Venture Capital Funding Has Disadvantages
July 18, 2019
Disadvantages of Venture Capital Funding
From Finsmes.com July 11, 2019
Topic: Venture Capital Funding
For tech startups at their early stages, given their structure, equity funding often represents the only option to get financial resources to launch and grow their business and expand operations.
In particular, they present high risks, no revenue and no collateral to present to get debt financing. And, even if debt is obtained, the option can be heavy to handle over time.
For other companies in more traditional industries it can be easier to get debt.
Given the above, whatever the option, raising capital and finding financing is a stumbling block that shuts down many entrepreneur’s hopes, dreams, and not to mention their hard-earned savings before they even start.
As an example, banks generally carry a 62% approval rate for business loans. This figure leaves many new businesses looking for capital in other places. And, coming back to what they affirmed above, venture capitalists and angel investors seem like the best alternative.
But working with them, it is not like getting a business loan with a given interest rate. They become shareholders and relationship becomes closer. For this reason, you need to partner with savvy investors who have a huge experience and growth culture because, among other advantages, there are some disadvantages to consider before seeking the support of equity firms.
In this article, we only want to highlight the negative points to think about before moving in the vc/pe direction.
Forced Management in Venture Capital Funding
Typically venture capital funding comes with a few strings attached. First, investors will require a stake in equity. Second, they will want to add management and possibly, remove some key managers currently in place.
The forced management changes may come under the request of bringing in a more experienced hand. In some cases, the investor may have decades of qualified business experience, which could be beneficial. However, handing over control of your management team is not always ideal. Your management team will often set the stage for your company’s culture. If the team has any dislike, or it seems that the funding is held over your head time and time again, the capital may not have been worth it.
Loss of Equity & Venture Capital Funding
It’s expected, but it’s still a downfall. When looking for venture capital funding, you’re often willing to give away a chunk of your business. Be wary of giving away too large of an equity stake in your company. If you have an investor dedicated to your vision, consider working out a private equity investment. With private equity investors, it’s possible that they’ll purchase the entire company if that’s something you’re open to.

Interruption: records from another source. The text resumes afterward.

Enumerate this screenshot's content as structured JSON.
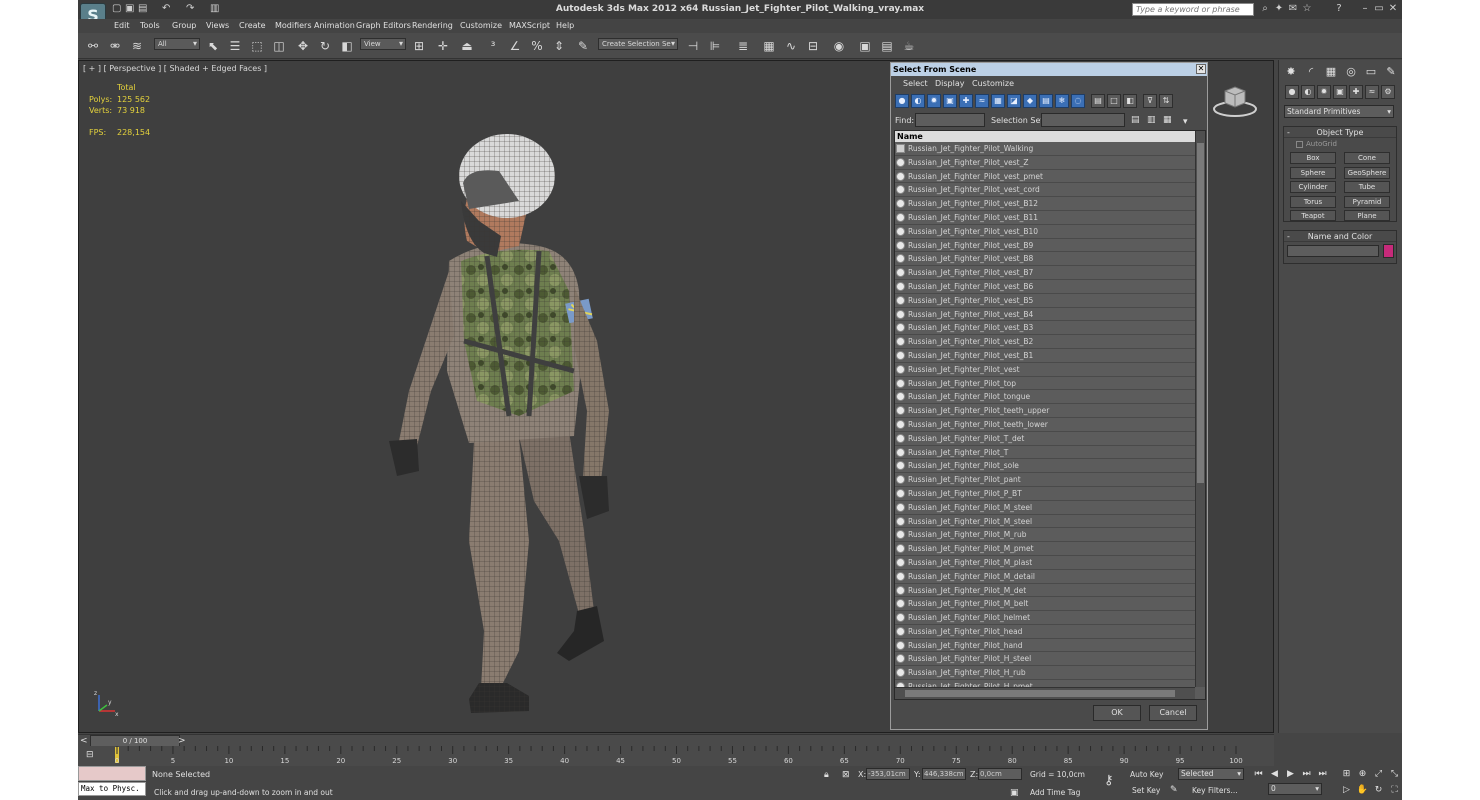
{
  "window": {
    "title": "Autodesk 3ds Max  2012 x64     Russian_Jet_Fighter_Pilot_Walking_vray.max",
    "search_placeholder": "Type a keyword or phrase",
    "logo_glyph": "S"
  },
  "menu": [
    "Edit",
    "Tools",
    "Group",
    "Views",
    "Create",
    "Modifiers",
    "Animation",
    "Graph Editors",
    "Rendering",
    "Customize",
    "MAXScript",
    "Help"
  ],
  "toolbar": {
    "filter_value": "All",
    "ref_coord_value": "View",
    "selection_set_placeholder": "Create Selection Se"
  },
  "viewport": {
    "label": "[ + ] [ Perspective ] [ Shaded + Edged Faces ]",
    "stats": {
      "total_label": "Total",
      "polys_label": "Polys:",
      "polys_value": "125 562",
      "verts_label": "Verts:",
      "verts_value": "73 918",
      "fps_label": "FPS:",
      "fps_value": "228,154"
    },
    "axis_labels": {
      "x": "x",
      "y": "y",
      "z": "z"
    }
  },
  "dialog": {
    "title": "Select From Scene",
    "menu": [
      "Select",
      "Display",
      "Customize"
    ],
    "find_label": "Find:",
    "selection_set_label": "Selection Set:",
    "column_name": "Name",
    "ok_label": "OK",
    "cancel_label": "Cancel",
    "items": [
      "Russian_Jet_Fighter_Pilot_Walking",
      "Russian_Jet_Fighter_Pilot_vest_Z",
      "Russian_Jet_Fighter_Pilot_vest_pmet",
      "Russian_Jet_Fighter_Pilot_vest_cord",
      "Russian_Jet_Fighter_Pilot_vest_B12",
      "Russian_Jet_Fighter_Pilot_vest_B11",
      "Russian_Jet_Fighter_Pilot_vest_B10",
      "Russian_Jet_Fighter_Pilot_vest_B9",
      "Russian_Jet_Fighter_Pilot_vest_B8",
      "Russian_Jet_Fighter_Pilot_vest_B7",
      "Russian_Jet_Fighter_Pilot_vest_B6",
      "Russian_Jet_Fighter_Pilot_vest_B5",
      "Russian_Jet_Fighter_Pilot_vest_B4",
      "Russian_Jet_Fighter_Pilot_vest_B3",
      "Russian_Jet_Fighter_Pilot_vest_B2",
      "Russian_Jet_Fighter_Pilot_vest_B1",
      "Russian_Jet_Fighter_Pilot_vest",
      "Russian_Jet_Fighter_Pilot_top",
      "Russian_Jet_Fighter_Pilot_tongue",
      "Russian_Jet_Fighter_Pilot_teeth_upper",
      "Russian_Jet_Fighter_Pilot_teeth_lower",
      "Russian_Jet_Fighter_Pilot_T_det",
      "Russian_Jet_Fighter_Pilot_T",
      "Russian_Jet_Fighter_Pilot_sole",
      "Russian_Jet_Fighter_Pilot_pant",
      "Russian_Jet_Fighter_Pilot_P_BT",
      "Russian_Jet_Fighter_Pilot_M_steel",
      "Russian_Jet_Fighter_Pilot_M_steel",
      "Russian_Jet_Fighter_Pilot_M_rub",
      "Russian_Jet_Fighter_Pilot_M_pmet",
      "Russian_Jet_Fighter_Pilot_M_plast",
      "Russian_Jet_Fighter_Pilot_M_detail",
      "Russian_Jet_Fighter_Pilot_M_det",
      "Russian_Jet_Fighter_Pilot_M_belt",
      "Russian_Jet_Fighter_Pilot_helmet",
      "Russian_Jet_Fighter_Pilot_head",
      "Russian_Jet_Fighter_Pilot_hand",
      "Russian_Jet_Fighter_Pilot_H_steel",
      "Russian_Jet_Fighter_Pilot_H_rub",
      "Russian_Jet_Fighter_Pilot_H_pmet"
    ]
  },
  "command_panel": {
    "primitive_dropdown": "Standard Primitives",
    "object_type_title": "Object Type",
    "autogrid_label": "AutoGrid",
    "buttons": [
      "Box",
      "Cone",
      "Sphere",
      "GeoSphere",
      "Cylinder",
      "Tube",
      "Torus",
      "Pyramid",
      "Teapot",
      "Plane"
    ],
    "name_color_title": "Name and Color",
    "color": "#c62a7a"
  },
  "timeline": {
    "slider_label": "0 / 100",
    "ticks": [
      "0",
      "5",
      "10",
      "15",
      "20",
      "25",
      "30",
      "35",
      "40",
      "45",
      "50",
      "55",
      "60",
      "65",
      "70",
      "75",
      "80",
      "85",
      "90",
      "95",
      "100"
    ]
  },
  "status": {
    "maxscript_value": "Max to Physc.",
    "selection_text": "None Selected",
    "prompt_text": "Click and drag up-and-down to zoom in and out",
    "x_label": "X:",
    "x_value": "-353,01cm",
    "y_label": "Y:",
    "y_value": "446,338cm",
    "z_label": "Z:",
    "z_value": "0,0cm",
    "grid_text": "Grid = 10,0cm",
    "add_time_tag": "Add Time Tag",
    "auto_key": "Auto Key",
    "set_key": "Set Key",
    "key_mode_value": "Selected",
    "key_filters": "Key Filters...",
    "frame_value": "0"
  }
}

Because venture capitalists often move large sums of money, the capital exchange can take time and business owners must consider it and work around delays. Additionally, they may require certain milestones to be met before releasing funding. For example, an investor may want to see consistent monthly sales before allowing access to the agreed upon funds.
Limited Decision-Making Abilities
Limited decision-making abilities can be the breaking point for many new business owners. If you are operating a startup, you likely have a very clear vision of where you want your organization to be in one, three, or five years. With venture capitalist Venture Capital Deals funding, you may have to compromise on your goals. As part of the management team changes which likely come with venture capital funding, you won’t have full control of your company.
Business owners may even have to meet regularly with the investor before they make any big decisions. Decisions such as content management strategies, marketing mixes, and partnerships can all default back to a compromise between the business owner and the investor.